Stored data
━━━━━━━━━━━━━━━━━━━━━━━━━━━━━━

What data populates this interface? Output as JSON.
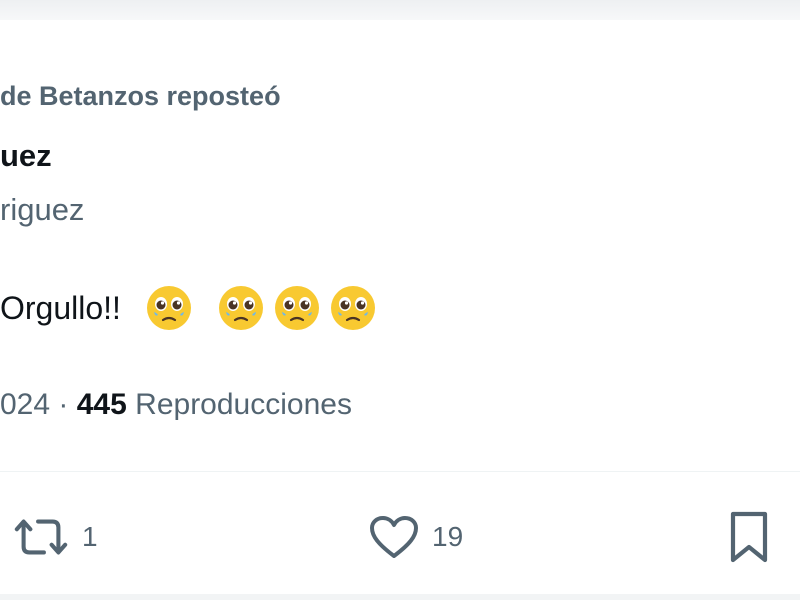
{
  "repost": {
    "text": "de Betanzos reposteó"
  },
  "author": {
    "display_name": "uez",
    "handle": "riguez"
  },
  "tweet": {
    "text": "Orgullo!!",
    "emojis": [
      "pleading-face",
      "pleading-face",
      "pleading-face",
      "pleading-face"
    ]
  },
  "meta": {
    "date_fragment": "024",
    "separator": "·",
    "views_count": "445",
    "views_label": "Reproducciones"
  },
  "actions": {
    "repost_count": "1",
    "like_count": "19"
  },
  "colors": {
    "text_primary": "#0f1419",
    "text_secondary": "#536471",
    "divider": "#eff3f4",
    "emoji_face": "#f8c931",
    "emoji_tear": "#6fb8e8"
  }
}
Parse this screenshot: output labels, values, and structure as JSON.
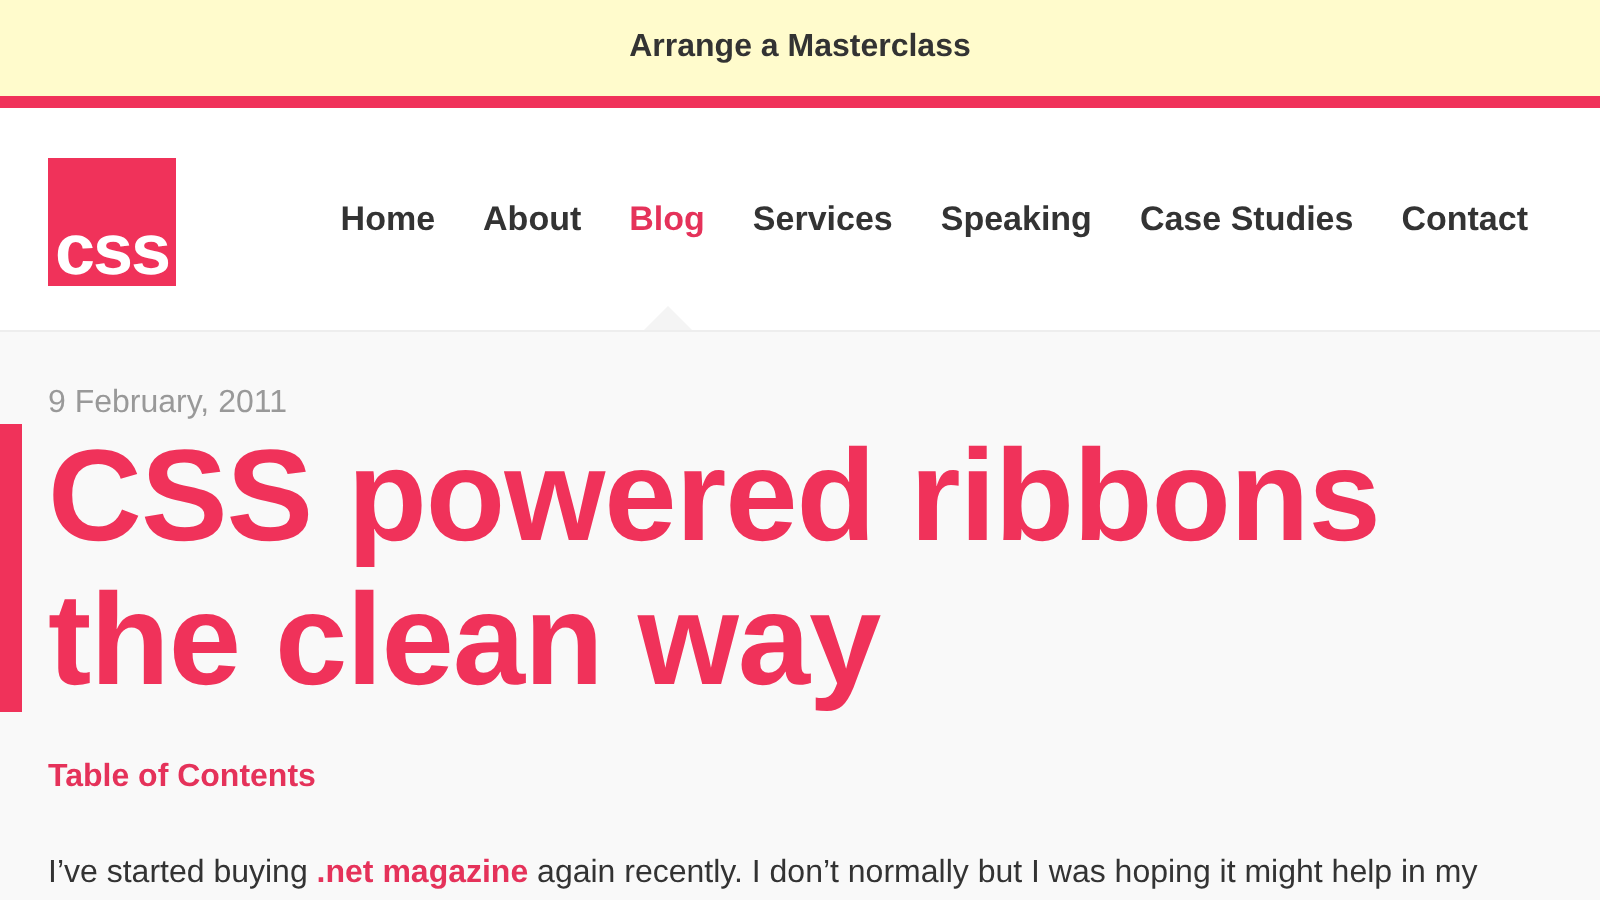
{
  "banner": {
    "text": "Arrange a Masterclass"
  },
  "logo": {
    "text": "css"
  },
  "nav": [
    {
      "label": "Home",
      "selected": false
    },
    {
      "label": "About",
      "selected": false
    },
    {
      "label": "Blog",
      "selected": true
    },
    {
      "label": "Services",
      "selected": false
    },
    {
      "label": "Speaking",
      "selected": false
    },
    {
      "label": "Case Studies",
      "selected": false
    },
    {
      "label": "Contact",
      "selected": false
    }
  ],
  "article": {
    "date": "9 February, 2011",
    "title": "CSS powered ribbons the clean way",
    "toc_link": "Table of Contents",
    "paragraph": "I’ve started buying **.net magazine** again recently. I don’t normally but I was hoping it might help in my"
  }
}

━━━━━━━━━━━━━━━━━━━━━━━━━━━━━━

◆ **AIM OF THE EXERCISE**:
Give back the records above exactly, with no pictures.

◆ **RESPONSE TO THE TASK**:
What data populates this interface? Output as JSON.
{
  "repost": {
    "text": "de Betanzos reposteó"
  },
  "author": {
    "display_name": "uez",
    "handle": "riguez"
  },
  "tweet": {
    "text": "Orgullo!!",
    "emojis": [
      "pleading-face",
      "pleading-face",
      "pleading-face",
      "pleading-face"
    ]
  },
  "meta": {
    "date_fragment": "024",
    "separator": "·",
    "views_count": "445",
    "views_label": "Reproducciones"
  },
  "actions": {
    "repost_count": "1",
    "like_count": "19"
  },
  "colors": {
    "text_primary": "#0f1419",
    "text_secondary": "#536471",
    "divider": "#eff3f4",
    "emoji_face": "#f8c931",
    "emoji_tear": "#6fb8e8"
  }
}
Parse this screenshot: output labels, values, and structure as JSON.
{
  "banner": {
    "text": "Arrange a Masterclass"
  },
  "logo": {
    "text": "css"
  },
  "nav": [
    {
      "label": "Home",
      "selected": false
    },
    {
      "label": "About",
      "selected": false
    },
    {
      "label": "Blog",
      "selected": true
    },
    {
      "label": "Services",
      "selected": false
    },
    {
      "label": "Speaking",
      "selected": false
    },
    {
      "label": "Case Studies",
      "selected": false
    },
    {
      "label": "Contact",
      "selected": false
    }
  ],
  "article": {
    "date": "9 February, 2011",
    "title": "CSS powered ribbons the clean way",
    "toc_link": "Table of Contents",
    "paragraph": "I’ve started buying **.net magazine** again recently. I don’t normally but I was hoping it might help in my"
  }
}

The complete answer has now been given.